Your Veterinarian can give you some good recommendations
Your veterinarian is always the best person to get advice and recommendations on what treat or food works best for your dog. Your dog’s nutritional needs will vary based on age, breed, and other factors. If your vet isn’t available, try your local pet specialty store. They can be very helpful in determining a great, nutritional treat for your pet.
Be consistent when you give your dog treats
Remember, dog treats are a form of affection. They need to be given at the right time and for the right reasons. You can actually confuse your dog if you’re not consistent in how and when you give your dog treats. They are only effective when given the same time and/or for the right reason.
If you have ever had more than one cat, you will know that not all felines become friends instantly. Sometimes you will adopt or bring a cat into your home and they are best friends instantly. Other times, they just don’t seem to get along. Or maybe your cats have just started fighting and you aren’t quite sure why.
Below are some tips to help you and your fighting cats.
If you are bringing a new cat home, introduce your cats slowly
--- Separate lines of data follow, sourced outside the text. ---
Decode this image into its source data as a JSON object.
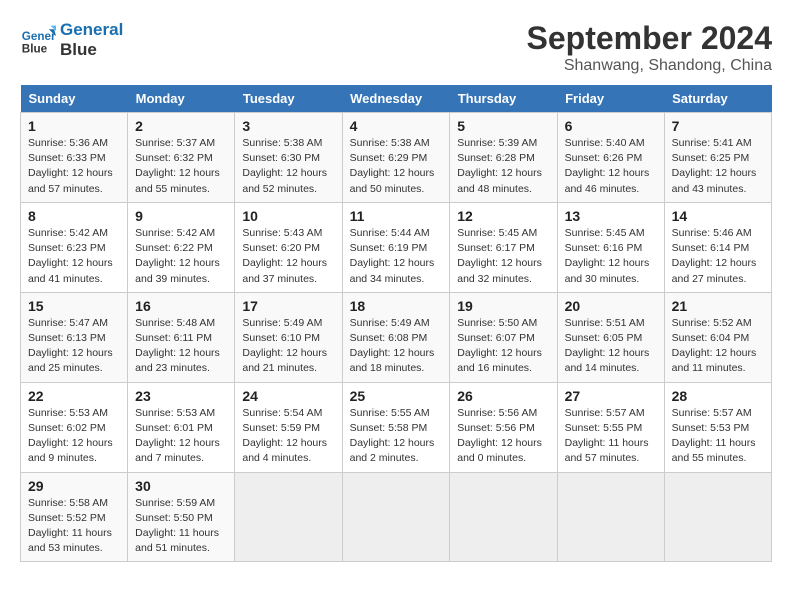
{
  "header": {
    "logo_line1": "General",
    "logo_line2": "Blue",
    "title": "September 2024",
    "subtitle": "Shanwang, Shandong, China"
  },
  "columns": [
    "Sunday",
    "Monday",
    "Tuesday",
    "Wednesday",
    "Thursday",
    "Friday",
    "Saturday"
  ],
  "weeks": [
    [
      {
        "day": "1",
        "info": "Sunrise: 5:36 AM\nSunset: 6:33 PM\nDaylight: 12 hours\nand 57 minutes."
      },
      {
        "day": "2",
        "info": "Sunrise: 5:37 AM\nSunset: 6:32 PM\nDaylight: 12 hours\nand 55 minutes."
      },
      {
        "day": "3",
        "info": "Sunrise: 5:38 AM\nSunset: 6:30 PM\nDaylight: 12 hours\nand 52 minutes."
      },
      {
        "day": "4",
        "info": "Sunrise: 5:38 AM\nSunset: 6:29 PM\nDaylight: 12 hours\nand 50 minutes."
      },
      {
        "day": "5",
        "info": "Sunrise: 5:39 AM\nSunset: 6:28 PM\nDaylight: 12 hours\nand 48 minutes."
      },
      {
        "day": "6",
        "info": "Sunrise: 5:40 AM\nSunset: 6:26 PM\nDaylight: 12 hours\nand 46 minutes."
      },
      {
        "day": "7",
        "info": "Sunrise: 5:41 AM\nSunset: 6:25 PM\nDaylight: 12 hours\nand 43 minutes."
      }
    ],
    [
      {
        "day": "8",
        "info": "Sunrise: 5:42 AM\nSunset: 6:23 PM\nDaylight: 12 hours\nand 41 minutes."
      },
      {
        "day": "9",
        "info": "Sunrise: 5:42 AM\nSunset: 6:22 PM\nDaylight: 12 hours\nand 39 minutes."
      },
      {
        "day": "10",
        "info": "Sunrise: 5:43 AM\nSunset: 6:20 PM\nDaylight: 12 hours\nand 37 minutes."
      },
      {
        "day": "11",
        "info": "Sunrise: 5:44 AM\nSunset: 6:19 PM\nDaylight: 12 hours\nand 34 minutes."
      },
      {
        "day": "12",
        "info": "Sunrise: 5:45 AM\nSunset: 6:17 PM\nDaylight: 12 hours\nand 32 minutes."
      },
      {
        "day": "13",
        "info": "Sunrise: 5:45 AM\nSunset: 6:16 PM\nDaylight: 12 hours\nand 30 minutes."
      },
      {
        "day": "14",
        "info": "Sunrise: 5:46 AM\nSunset: 6:14 PM\nDaylight: 12 hours\nand 27 minutes."
      }
    ],
    [
      {
        "day": "15",
        "info": "Sunrise: 5:47 AM\nSunset: 6:13 PM\nDaylight: 12 hours\nand 25 minutes."
      },
      {
        "day": "16",
        "info": "Sunrise: 5:48 AM\nSunset: 6:11 PM\nDaylight: 12 hours\nand 23 minutes."
      },
      {
        "day": "17",
        "info": "Sunrise: 5:49 AM\nSunset: 6:10 PM\nDaylight: 12 hours\nand 21 minutes."
      },
      {
        "day": "18",
        "info": "Sunrise: 5:49 AM\nSunset: 6:08 PM\nDaylight: 12 hours\nand 18 minutes."
      },
      {
        "day": "19",
        "info": "Sunrise: 5:50 AM\nSunset: 6:07 PM\nDaylight: 12 hours\nand 16 minutes."
      },
      {
        "day": "20",
        "info": "Sunrise: 5:51 AM\nSunset: 6:05 PM\nDaylight: 12 hours\nand 14 minutes."
      },
      {
        "day": "21",
        "info": "Sunrise: 5:52 AM\nSunset: 6:04 PM\nDaylight: 12 hours\nand 11 minutes."
      }
    ],
    [
      {
        "day": "22",
        "info": "Sunrise: 5:53 AM\nSunset: 6:02 PM\nDaylight: 12 hours\nand 9 minutes."
      },
      {
        "day": "23",
        "info": "Sunrise: 5:53 AM\nSunset: 6:01 PM\nDaylight: 12 hours\nand 7 minutes."
      },
      {
        "day": "24",
        "info": "Sunrise: 5:54 AM\nSunset: 5:59 PM\nDaylight: 12 hours\nand 4 minutes."
      },
      {
        "day": "25",
        "info": "Sunrise: 5:55 AM\nSunset: 5:58 PM\nDaylight: 12 hours\nand 2 minutes."
      },
      {
        "day": "26",
        "info": "Sunrise: 5:56 AM\nSunset: 5:56 PM\nDaylight: 12 hours\nand 0 minutes."
      },
      {
        "day": "27",
        "info": "Sunrise: 5:57 AM\nSunset: 5:55 PM\nDaylight: 11 hours\nand 57 minutes."
      },
      {
        "day": "28",
        "info": "Sunrise: 5:57 AM\nSunset: 5:53 PM\nDaylight: 11 hours\nand 55 minutes."
      }
    ],
    [
      {
        "day": "29",
        "info": "Sunrise: 5:58 AM\nSunset: 5:52 PM\nDaylight: 11 hours\nand 53 minutes."
      },
      {
        "day": "30",
        "info": "Sunrise: 5:59 AM\nSunset: 5:50 PM\nDaylight: 11 hours\nand 51 minutes."
      },
      {
        "day": "",
        "info": ""
      },
      {
        "day": "",
        "info": ""
      },
      {
        "day": "",
        "info": ""
      },
      {
        "day": "",
        "info": ""
      },
      {
        "day": "",
        "info": ""
      }
    ]
  ]
}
When you bring a new cat home, make sure to introduce your home kitty to the new one slowly. If possible, separate them for a while and give them each their own room. Pick a neutral room where you can bring them both together to see how they get along.
As we know, our cats are territorial. The new cat might start hanging out in your older cat’s favorite spots. And that will be the first of the cat fights. If possible, discourage your new cat from sleeping or resting in your older cat’s favorite spot. Try to get the new cat to find his own ‘place’ in your home. Put catnip on another spot and encourage your new cat to hang out there. This could prevent future ‘territorial’ fights.
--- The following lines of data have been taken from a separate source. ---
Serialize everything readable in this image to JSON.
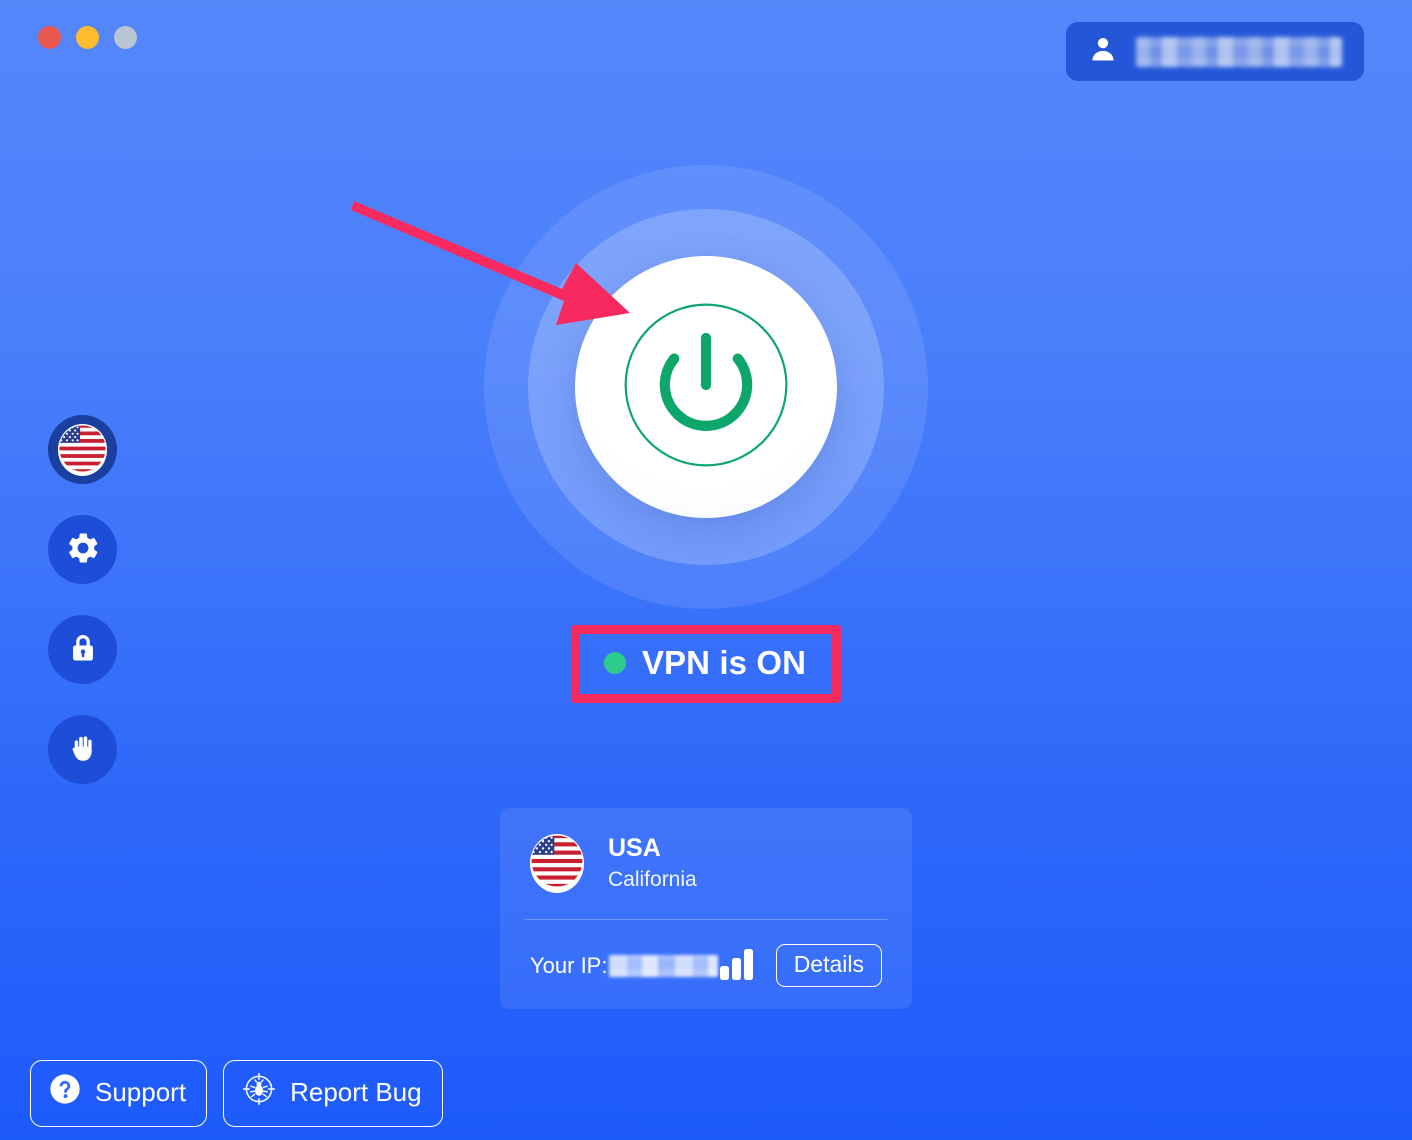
{
  "window": {
    "traffic_lights": [
      {
        "name": "close",
        "color": "#e9574e"
      },
      {
        "name": "minimize",
        "color": "#fcbc2c"
      },
      {
        "name": "zoom",
        "color": "#b9c5d3"
      }
    ]
  },
  "theme": {
    "bg_top": "#5587fb",
    "bg_bottom": "#1d5afb",
    "accent_green": "#0da66b",
    "status_dot_green": "#2ecc8f",
    "annotation_pink": "#f62a5f",
    "sidebar_circle": "#1e4ed8",
    "account_pill": "#2457d8"
  },
  "account": {
    "icon": "person-icon",
    "email": "",
    "email_redacted": true
  },
  "sidebar": {
    "items": [
      {
        "icon": "usa-flag-icon",
        "label": "Country"
      },
      {
        "icon": "gear-icon",
        "label": "Settings"
      },
      {
        "icon": "lock-icon",
        "label": "Security"
      },
      {
        "icon": "hand-icon",
        "label": "Block"
      }
    ]
  },
  "power": {
    "icon": "power-icon",
    "state": "on"
  },
  "status": {
    "dot_icon": "status-dot-icon",
    "text": "VPN is ON",
    "annotated": true
  },
  "server": {
    "flag_icon": "usa-flag-icon",
    "country": "USA",
    "region": "California",
    "ip_label": "Your IP:",
    "ip_value": "",
    "ip_redacted": true,
    "signal_icon": "signal-bars-icon",
    "details_label": "Details"
  },
  "bottom": {
    "support": {
      "icon": "question-mark-icon",
      "label": "Support"
    },
    "report_bug": {
      "icon": "bug-target-icon",
      "label": "Report Bug"
    }
  },
  "annotations": {
    "arrow": {
      "icon": "pointer-arrow",
      "color": "#f62a5f",
      "points_to": "power-button"
    },
    "box": {
      "color": "#f62a5f",
      "around": "status-badge"
    }
  }
}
If you mix your cat’s scents, they will like each other more
Cats are very sensitive to and recognize scents easily. If your cats don’t get along, try to swap or mingle their scents so they welcome the other cat and don’t indentify him or her as a stranger or threat. You can try to get your cats used to each other's scents by rubbing each cat onto a towel or t-shirt. Then, put the shirt or towel in their favorite spot and they will associate the scent as familiar. Once their scents are intermixed, they won’t feel threatened and it will help them to stop fighting.
If your cats start fighting, try to distract them.
If your cats have started fighting, don’t step in and try to break it up. This will escalate their fighting and you could get hurt in the process. Try to make a sudden, loud noise from a hidden spot by clapping your hands or banging a pan. The noise will startle the cats, and they'll likely both run away. Another way to distract them is to toss an object nearby to make a loud noise and stop them from fighting.
Cats fight if they are stressed
Cats will sometimes fight with another cat if they feel threatened or stressed. If your cat sees a bird outside and it makes him agitated, he might turn and pick on the closest ally which could be your other cat. If this happens occasionally, you need not worry. But, if it happens often, then maybe you should close your screen or whatever it might be that has made your cat agitated or threatened.
Your cat will fight with another cat if he or she is sick
If your cat isn’t feeling well, he or she might take it out on his usual feline buddy. If the fighting is new, your cat could be taking out his ‘bad mood’ on your other cat. If this is the case, your cat might be sick or injured and it is recommended to take your cat to the vet for a check up.
If your cats continue to fight after trying all of the above measures, it might be time to see a cat behavior specialist.